#1. Sappho's Knees
There are so many problems with modern poetry, it’s hard to know where to begin, but let’s start with this: Modern poetry has all but totally separated itself from its own heritage. It lives almost exclusively in the present, finding no models or sources of inspiration older than a half-century, and those only occasionally, and often with dutiful reluctance.
It is almost the inverse of the college study of literature before post-modernism, in which students were be-foddered with no material that wasn’t at least a half-century old and therefore had not “stood the test of time.”

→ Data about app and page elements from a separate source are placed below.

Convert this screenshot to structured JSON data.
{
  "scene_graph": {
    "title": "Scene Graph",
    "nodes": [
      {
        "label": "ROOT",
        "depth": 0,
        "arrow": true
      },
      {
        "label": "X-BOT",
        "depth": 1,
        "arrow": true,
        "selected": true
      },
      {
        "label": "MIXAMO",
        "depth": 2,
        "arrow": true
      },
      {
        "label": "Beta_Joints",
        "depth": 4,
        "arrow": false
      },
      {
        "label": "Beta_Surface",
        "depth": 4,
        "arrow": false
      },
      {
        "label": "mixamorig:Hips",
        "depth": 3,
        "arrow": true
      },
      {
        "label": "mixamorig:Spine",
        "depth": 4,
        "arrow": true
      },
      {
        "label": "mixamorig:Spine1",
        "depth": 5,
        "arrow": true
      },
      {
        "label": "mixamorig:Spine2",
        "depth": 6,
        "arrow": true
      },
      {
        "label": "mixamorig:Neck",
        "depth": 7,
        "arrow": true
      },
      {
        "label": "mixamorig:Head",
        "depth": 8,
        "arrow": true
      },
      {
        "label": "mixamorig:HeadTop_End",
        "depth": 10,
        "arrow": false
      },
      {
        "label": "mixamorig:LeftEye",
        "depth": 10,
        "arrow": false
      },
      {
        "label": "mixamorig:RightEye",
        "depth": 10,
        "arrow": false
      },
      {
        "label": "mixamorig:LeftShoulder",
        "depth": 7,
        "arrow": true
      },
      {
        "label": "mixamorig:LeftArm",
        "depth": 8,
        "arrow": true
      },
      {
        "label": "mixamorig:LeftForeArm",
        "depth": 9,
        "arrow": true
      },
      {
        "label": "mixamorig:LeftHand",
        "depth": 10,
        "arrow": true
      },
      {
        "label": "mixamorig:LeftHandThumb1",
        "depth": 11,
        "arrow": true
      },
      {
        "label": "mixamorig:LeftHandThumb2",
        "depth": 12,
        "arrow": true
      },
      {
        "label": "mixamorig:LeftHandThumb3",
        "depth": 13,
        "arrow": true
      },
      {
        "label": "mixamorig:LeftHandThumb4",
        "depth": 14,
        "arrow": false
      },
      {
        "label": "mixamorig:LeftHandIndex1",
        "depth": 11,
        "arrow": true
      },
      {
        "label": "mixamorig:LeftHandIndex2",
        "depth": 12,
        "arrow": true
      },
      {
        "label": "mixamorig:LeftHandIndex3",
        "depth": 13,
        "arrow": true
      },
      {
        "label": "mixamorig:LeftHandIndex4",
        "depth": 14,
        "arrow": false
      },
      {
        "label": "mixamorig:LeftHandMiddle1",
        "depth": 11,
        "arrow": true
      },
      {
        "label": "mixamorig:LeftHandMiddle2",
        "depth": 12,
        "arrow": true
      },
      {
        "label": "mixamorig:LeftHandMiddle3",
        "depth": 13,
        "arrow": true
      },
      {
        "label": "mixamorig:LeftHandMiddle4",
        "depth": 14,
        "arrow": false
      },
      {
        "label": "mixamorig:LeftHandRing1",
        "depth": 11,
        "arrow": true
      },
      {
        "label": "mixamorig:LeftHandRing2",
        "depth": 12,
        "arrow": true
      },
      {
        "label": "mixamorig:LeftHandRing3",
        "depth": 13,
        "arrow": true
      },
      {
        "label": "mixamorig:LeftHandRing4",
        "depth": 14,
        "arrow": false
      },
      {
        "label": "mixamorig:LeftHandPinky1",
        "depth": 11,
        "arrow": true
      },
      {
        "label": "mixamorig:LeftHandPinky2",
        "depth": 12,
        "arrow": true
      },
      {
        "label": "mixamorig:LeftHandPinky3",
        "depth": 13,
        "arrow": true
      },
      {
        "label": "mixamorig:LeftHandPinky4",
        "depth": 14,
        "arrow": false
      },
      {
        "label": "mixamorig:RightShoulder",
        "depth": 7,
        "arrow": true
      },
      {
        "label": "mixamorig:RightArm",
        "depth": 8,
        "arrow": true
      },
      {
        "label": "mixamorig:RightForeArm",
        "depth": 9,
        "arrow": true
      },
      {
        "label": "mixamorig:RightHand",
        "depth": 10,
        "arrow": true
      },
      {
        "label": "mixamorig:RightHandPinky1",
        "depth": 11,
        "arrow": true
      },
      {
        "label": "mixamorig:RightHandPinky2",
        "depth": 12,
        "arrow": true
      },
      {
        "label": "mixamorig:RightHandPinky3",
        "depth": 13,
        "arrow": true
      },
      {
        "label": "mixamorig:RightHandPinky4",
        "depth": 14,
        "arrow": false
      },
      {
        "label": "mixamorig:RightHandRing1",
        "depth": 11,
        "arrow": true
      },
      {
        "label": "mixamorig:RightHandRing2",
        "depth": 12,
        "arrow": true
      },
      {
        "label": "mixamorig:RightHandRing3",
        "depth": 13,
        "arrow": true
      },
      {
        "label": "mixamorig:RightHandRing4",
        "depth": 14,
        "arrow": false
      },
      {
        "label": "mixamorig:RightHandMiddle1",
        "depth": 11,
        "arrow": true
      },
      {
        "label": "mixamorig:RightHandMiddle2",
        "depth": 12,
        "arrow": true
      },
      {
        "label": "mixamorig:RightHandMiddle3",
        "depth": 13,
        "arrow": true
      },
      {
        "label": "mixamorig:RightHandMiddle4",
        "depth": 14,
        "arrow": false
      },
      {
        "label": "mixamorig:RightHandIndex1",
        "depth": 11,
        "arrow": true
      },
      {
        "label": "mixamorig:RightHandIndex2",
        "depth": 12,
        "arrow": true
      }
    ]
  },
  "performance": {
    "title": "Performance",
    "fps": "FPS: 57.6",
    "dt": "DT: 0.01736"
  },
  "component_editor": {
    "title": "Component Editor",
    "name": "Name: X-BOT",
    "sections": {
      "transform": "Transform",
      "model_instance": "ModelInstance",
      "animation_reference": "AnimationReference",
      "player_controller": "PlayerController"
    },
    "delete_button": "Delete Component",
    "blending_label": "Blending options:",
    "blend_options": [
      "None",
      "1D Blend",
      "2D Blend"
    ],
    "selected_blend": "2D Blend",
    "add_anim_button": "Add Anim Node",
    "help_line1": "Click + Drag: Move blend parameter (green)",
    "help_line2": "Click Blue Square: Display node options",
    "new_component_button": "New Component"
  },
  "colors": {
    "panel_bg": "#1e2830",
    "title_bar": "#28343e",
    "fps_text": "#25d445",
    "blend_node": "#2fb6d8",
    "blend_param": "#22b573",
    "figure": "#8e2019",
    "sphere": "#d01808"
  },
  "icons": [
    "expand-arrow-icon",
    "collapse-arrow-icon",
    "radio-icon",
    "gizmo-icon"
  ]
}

Poetry today doesn’t see itself as part of any ongoing tradition: it lives in a bubble of Time Present, oblivious to its own history, and therewith to its own future, to its larger destiny as a point of reference on a long line of literary development.
Creative art-making of course is a function of the present, but modern poets see nothing behind or beyond it. Conversely, there are few painters who don’t accept their work as a continuation of methods or techniques that originated before they went to art school. Symphonic composers similarly can’t help but see themselves as at the business end of a long process of artistic development.
And artists involved with singer-songwriting, an art form generally ignored by poets and critics of poetry, build instinctively on what’s been done before, and would probably be happy if their creations are seen to be rooted in the past. Think of early Dylan, for example.
But with poets, forget it, everything is ex novo or it is nothing.
Not to belabor the point, but check this poem by Sappho. It was discovered rather miraculously in Cologne in 2004 in a papyrus sheet used as cartonnage inside an Egyptian mummy. I’ve translated it rather loosely thus:
The lovely gifts of the fragrant Muses
now are yours, girls, and the resonant lyre as well.
My body, once agile, is old now,
my dark hair has now turned white.
My mind is foggy and my knees, which used
to dance like young fawns, are all messed up.
I bitch about it, but what's to be done?
If you're a human, you can't help but get old.
They say that Dawn, eager for love, carried off
Tithonus in her rosy arms to the end of the world
when he was young and hot-looking—but old-age
caught up with him too, though his wife was immortal.
So it’s 2010, and you’re a white-haired, middle-aged female college English teacher, and now it’s Spring again, and you’re looking wistfully out your office window at the young women dancing around and playing frisbee or quidditch or whatever out in the Quad, and you’re remembering how it used to be when you were young and loved to boogie like a bandit… now be honest, modern poet, could you handle this situation better than Sappho did 2000 years ago?